before we explain Vector Cosine Similarity, we briefly brush over what a vector is to get everybody on the same page.

A vector is a sequence of numbers of arbitrary length(a.k.a dimensions), for example, a vector of dimension 2,  with sequence [3,1] could be plotted on a piece of paper. 

a vector with dimension 3, and sequence [3,1,1]could be plotted in a 3d projection like so, however higher dimensions are difficult to imagine, but know they could be much larger than 3

We observe that a vector has a length(a.k.a) and a direction. The length is calculated with the Pythagorean algorithm : 


Now that we are vector experts, let us dig a bit deeper into the similarity of vectors,

Vector Cosine Similarity

When a vector is equal to another vector, it means their sequences are equal. This means they have the same length and the same direction. When a vector is similar it has roughly the same length and direction.

The angle between 2 vectors can be calculated with some vector math described in the following image:

where x.y is the dot product and |x|,|y| is the length of the vector x,y respectively.

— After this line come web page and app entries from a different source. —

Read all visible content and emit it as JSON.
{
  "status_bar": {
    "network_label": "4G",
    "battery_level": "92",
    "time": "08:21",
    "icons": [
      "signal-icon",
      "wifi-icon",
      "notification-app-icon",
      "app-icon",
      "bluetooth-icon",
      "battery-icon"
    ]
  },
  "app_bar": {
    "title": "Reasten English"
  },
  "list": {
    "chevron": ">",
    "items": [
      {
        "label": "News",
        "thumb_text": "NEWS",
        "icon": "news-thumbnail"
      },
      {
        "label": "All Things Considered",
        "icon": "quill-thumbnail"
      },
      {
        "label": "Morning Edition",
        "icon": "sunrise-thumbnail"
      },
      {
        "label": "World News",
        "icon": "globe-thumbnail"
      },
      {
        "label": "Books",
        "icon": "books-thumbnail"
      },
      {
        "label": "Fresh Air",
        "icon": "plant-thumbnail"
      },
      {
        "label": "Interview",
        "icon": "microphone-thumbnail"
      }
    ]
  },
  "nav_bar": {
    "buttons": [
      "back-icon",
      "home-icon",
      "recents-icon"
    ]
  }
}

We see that if the angle gets smaller we get an indication the vectors have a similar direction.

This gives us a nice metric to detect if 2 vectors are similar.

Vector Cosine Similarity Usecases

what can we do with this metric, simply put if we can translate data to a vector we can detect its similarity to other data.

Semantic Search

For searching documents, normally the text is indexed in split up into separate parts (n-grams), so partial word matching would find a match.

However, if we index the sentence: "the fox jumped over the fence", the query match on the search term "animal", would not yield any search results,  "animal" would only give a result if it was added manually as a synonym to the search index of that document.

With Word2Vec we can translate the document into a set of vectors. These vectors are stored and when comparing the query->Word2Vec and do a similarity search on these stored vectors.

Speaker Recognition

Similarly, when audio is translated to speaker-specific vectors, the same approach could be applied to identify the previously-stored audio of speakers for identification.

Face Recognition

Similarly, facial features are transformed into a set of vectors, which enables us to search for similar features.

We will explore the semantic search in an upcoming blog